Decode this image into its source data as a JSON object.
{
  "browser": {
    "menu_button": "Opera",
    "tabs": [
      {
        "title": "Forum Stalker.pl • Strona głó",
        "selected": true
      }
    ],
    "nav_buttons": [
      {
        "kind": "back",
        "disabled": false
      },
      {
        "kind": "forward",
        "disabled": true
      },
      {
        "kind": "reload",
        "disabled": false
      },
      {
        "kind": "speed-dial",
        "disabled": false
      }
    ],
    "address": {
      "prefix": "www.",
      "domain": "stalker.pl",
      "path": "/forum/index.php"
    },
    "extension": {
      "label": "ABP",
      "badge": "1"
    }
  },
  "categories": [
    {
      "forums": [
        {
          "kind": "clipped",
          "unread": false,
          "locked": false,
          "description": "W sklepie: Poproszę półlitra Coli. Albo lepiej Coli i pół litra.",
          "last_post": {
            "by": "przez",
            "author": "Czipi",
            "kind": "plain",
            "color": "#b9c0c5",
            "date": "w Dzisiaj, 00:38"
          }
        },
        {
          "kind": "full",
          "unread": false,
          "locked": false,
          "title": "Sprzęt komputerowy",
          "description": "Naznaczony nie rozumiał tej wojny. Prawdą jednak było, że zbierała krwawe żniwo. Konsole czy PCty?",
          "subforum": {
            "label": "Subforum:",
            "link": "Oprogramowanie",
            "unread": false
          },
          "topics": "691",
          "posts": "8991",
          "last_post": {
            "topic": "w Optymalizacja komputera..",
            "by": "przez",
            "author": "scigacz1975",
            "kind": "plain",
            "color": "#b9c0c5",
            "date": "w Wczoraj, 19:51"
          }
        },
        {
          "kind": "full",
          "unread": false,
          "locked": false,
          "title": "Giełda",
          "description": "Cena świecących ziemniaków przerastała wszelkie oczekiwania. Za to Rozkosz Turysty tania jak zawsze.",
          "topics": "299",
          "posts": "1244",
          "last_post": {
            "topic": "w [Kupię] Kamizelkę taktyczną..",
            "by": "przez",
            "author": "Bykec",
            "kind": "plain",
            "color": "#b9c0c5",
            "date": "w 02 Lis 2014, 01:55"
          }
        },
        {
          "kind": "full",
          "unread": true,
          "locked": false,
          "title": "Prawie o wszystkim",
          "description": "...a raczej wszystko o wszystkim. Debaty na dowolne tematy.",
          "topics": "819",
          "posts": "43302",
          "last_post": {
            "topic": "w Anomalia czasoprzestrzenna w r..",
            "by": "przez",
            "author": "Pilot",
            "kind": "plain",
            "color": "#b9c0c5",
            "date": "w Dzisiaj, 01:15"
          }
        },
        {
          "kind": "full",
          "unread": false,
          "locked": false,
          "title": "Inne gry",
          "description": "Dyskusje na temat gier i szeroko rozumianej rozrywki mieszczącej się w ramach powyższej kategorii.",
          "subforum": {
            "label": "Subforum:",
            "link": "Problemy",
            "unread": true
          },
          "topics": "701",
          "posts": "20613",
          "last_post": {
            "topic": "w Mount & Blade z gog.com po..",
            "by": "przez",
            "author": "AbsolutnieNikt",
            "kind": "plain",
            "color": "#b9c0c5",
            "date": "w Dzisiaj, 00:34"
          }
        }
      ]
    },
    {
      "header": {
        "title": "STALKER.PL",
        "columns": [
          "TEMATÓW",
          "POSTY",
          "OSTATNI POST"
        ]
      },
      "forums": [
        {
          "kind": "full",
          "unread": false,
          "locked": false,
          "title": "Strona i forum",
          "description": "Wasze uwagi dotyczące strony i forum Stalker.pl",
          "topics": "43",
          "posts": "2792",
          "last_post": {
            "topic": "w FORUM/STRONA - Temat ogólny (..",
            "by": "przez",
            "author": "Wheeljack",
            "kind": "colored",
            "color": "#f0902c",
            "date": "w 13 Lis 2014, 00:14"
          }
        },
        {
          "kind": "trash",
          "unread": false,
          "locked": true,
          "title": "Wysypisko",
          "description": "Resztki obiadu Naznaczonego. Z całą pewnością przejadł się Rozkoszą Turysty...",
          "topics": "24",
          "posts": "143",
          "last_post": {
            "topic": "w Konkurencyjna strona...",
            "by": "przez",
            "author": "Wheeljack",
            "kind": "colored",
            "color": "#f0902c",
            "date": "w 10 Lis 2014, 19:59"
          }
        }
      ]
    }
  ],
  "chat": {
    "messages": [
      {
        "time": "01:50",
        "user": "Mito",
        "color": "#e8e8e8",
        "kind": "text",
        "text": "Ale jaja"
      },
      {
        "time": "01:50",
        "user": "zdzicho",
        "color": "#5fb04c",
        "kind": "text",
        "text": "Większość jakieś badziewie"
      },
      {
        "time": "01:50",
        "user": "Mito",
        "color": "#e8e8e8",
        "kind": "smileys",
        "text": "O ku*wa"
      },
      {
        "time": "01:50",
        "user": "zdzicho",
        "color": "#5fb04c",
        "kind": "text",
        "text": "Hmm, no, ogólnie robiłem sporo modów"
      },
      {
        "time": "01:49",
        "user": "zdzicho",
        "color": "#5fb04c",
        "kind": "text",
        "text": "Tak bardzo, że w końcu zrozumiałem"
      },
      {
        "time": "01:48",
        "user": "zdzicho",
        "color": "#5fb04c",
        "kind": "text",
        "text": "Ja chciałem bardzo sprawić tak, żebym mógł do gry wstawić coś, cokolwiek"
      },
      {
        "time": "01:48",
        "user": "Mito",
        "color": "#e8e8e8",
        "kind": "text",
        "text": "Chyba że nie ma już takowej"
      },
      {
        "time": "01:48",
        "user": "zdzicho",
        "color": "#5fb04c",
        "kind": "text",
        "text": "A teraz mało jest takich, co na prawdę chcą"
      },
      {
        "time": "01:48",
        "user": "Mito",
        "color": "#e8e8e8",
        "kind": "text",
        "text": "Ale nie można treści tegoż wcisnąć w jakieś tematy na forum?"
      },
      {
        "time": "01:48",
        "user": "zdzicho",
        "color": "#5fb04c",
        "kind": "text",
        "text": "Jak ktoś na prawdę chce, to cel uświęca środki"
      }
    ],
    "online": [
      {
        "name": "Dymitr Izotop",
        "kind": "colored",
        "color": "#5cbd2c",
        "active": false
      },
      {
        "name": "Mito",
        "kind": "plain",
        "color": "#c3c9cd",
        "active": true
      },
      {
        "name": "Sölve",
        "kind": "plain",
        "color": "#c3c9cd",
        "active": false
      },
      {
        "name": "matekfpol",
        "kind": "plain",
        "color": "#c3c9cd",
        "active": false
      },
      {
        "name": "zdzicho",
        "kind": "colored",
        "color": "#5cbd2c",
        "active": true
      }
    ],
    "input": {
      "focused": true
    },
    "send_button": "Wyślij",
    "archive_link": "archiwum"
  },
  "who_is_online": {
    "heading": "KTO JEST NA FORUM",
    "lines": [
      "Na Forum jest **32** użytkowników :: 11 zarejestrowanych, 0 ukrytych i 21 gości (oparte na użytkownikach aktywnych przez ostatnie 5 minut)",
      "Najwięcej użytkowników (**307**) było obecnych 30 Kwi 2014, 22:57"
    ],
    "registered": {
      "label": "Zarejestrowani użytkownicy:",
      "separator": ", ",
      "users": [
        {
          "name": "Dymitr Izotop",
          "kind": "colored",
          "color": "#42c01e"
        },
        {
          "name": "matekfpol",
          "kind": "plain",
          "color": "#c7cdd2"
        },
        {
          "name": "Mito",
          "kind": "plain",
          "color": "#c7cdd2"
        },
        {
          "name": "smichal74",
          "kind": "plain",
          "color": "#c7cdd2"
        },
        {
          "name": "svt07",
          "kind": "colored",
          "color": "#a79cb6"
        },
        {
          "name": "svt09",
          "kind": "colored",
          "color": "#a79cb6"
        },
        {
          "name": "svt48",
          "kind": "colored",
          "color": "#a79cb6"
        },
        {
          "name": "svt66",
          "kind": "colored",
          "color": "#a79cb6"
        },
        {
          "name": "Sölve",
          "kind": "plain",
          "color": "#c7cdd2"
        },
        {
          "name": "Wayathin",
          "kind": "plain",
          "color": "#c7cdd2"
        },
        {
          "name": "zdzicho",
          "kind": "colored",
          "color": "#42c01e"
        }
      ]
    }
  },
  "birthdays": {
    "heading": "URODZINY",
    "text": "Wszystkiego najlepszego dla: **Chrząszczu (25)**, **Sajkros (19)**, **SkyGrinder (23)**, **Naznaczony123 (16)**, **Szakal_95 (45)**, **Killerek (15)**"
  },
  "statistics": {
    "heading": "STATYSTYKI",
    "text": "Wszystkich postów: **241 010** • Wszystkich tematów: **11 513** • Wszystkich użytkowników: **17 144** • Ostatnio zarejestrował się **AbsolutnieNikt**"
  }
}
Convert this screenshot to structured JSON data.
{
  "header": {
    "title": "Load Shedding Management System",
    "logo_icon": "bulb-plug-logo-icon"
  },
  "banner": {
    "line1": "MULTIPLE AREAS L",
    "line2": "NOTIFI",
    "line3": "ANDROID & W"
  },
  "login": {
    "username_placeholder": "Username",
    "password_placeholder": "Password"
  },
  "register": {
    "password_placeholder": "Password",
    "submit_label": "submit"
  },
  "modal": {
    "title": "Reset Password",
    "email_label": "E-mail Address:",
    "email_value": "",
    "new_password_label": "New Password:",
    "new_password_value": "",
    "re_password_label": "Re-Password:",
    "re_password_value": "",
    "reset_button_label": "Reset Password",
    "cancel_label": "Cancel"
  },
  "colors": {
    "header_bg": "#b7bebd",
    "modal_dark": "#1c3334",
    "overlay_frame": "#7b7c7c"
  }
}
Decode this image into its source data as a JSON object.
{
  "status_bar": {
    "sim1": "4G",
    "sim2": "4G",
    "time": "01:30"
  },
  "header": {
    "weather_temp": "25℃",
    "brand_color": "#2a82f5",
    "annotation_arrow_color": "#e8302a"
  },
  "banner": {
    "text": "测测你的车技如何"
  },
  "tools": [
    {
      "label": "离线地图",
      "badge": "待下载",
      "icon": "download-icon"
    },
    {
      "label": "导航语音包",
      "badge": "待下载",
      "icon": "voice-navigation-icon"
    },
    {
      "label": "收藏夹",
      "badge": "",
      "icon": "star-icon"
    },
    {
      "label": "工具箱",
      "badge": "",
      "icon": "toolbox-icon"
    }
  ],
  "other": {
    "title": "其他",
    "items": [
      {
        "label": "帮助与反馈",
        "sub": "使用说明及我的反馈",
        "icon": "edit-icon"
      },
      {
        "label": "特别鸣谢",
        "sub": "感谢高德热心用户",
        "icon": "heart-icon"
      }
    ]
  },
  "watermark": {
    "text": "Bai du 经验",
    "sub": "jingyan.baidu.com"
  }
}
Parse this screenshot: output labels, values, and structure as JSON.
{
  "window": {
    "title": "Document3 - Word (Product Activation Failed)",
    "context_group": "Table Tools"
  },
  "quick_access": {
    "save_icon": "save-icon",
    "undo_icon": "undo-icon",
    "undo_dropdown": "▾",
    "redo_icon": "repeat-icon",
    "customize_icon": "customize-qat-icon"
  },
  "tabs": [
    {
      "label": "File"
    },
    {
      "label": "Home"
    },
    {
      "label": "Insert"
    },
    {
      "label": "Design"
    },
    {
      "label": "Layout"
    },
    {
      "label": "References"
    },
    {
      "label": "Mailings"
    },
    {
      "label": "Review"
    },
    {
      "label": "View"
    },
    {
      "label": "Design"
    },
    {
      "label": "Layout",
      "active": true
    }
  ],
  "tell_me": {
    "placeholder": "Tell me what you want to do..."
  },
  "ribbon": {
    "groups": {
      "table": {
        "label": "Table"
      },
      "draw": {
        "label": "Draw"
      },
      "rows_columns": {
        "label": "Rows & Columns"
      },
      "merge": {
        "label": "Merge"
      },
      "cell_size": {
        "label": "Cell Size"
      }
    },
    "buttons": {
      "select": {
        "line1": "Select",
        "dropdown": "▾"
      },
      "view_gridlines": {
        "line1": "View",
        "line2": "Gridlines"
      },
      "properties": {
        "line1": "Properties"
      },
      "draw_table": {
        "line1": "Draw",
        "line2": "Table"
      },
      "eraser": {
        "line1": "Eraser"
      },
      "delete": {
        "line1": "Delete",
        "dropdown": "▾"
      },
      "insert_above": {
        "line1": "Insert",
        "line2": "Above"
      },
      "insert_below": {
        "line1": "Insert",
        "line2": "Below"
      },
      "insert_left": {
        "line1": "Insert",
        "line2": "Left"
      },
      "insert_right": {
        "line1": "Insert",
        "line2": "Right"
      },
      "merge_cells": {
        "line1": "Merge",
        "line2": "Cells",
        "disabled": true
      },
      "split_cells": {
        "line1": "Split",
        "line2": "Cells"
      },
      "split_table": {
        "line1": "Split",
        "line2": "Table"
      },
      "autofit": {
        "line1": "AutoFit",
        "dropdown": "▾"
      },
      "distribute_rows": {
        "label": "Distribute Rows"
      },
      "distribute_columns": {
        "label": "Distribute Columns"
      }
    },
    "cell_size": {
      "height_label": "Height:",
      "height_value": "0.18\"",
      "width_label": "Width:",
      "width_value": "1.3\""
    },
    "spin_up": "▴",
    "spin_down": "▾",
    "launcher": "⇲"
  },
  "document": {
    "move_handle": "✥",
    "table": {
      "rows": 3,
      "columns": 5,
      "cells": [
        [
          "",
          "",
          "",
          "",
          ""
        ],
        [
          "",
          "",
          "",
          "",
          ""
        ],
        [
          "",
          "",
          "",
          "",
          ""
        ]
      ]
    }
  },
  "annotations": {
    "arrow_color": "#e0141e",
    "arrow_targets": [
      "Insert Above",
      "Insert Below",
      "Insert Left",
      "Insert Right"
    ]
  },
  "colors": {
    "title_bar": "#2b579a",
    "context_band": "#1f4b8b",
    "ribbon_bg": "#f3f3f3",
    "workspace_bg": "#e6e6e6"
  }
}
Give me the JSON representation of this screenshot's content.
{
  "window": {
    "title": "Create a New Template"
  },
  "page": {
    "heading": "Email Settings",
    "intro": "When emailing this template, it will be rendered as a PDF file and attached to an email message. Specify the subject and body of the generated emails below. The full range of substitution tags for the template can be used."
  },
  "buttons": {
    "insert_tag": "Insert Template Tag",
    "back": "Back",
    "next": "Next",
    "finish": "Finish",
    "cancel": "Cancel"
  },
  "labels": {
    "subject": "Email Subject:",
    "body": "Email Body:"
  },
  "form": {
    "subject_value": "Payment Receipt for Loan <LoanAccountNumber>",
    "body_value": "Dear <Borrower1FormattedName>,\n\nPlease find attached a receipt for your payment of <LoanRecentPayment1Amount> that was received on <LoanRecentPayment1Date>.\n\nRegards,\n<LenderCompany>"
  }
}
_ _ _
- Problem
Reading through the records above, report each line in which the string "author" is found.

- Solution to this exercise
            "author": "Czipi",
            "author": "scigacz1975",
            "author": "Bykec",
            "author": "Pilot",
            "author": "AbsolutnieNikt",
            "author": "Wheeljack",
            "author": "Wheeljack",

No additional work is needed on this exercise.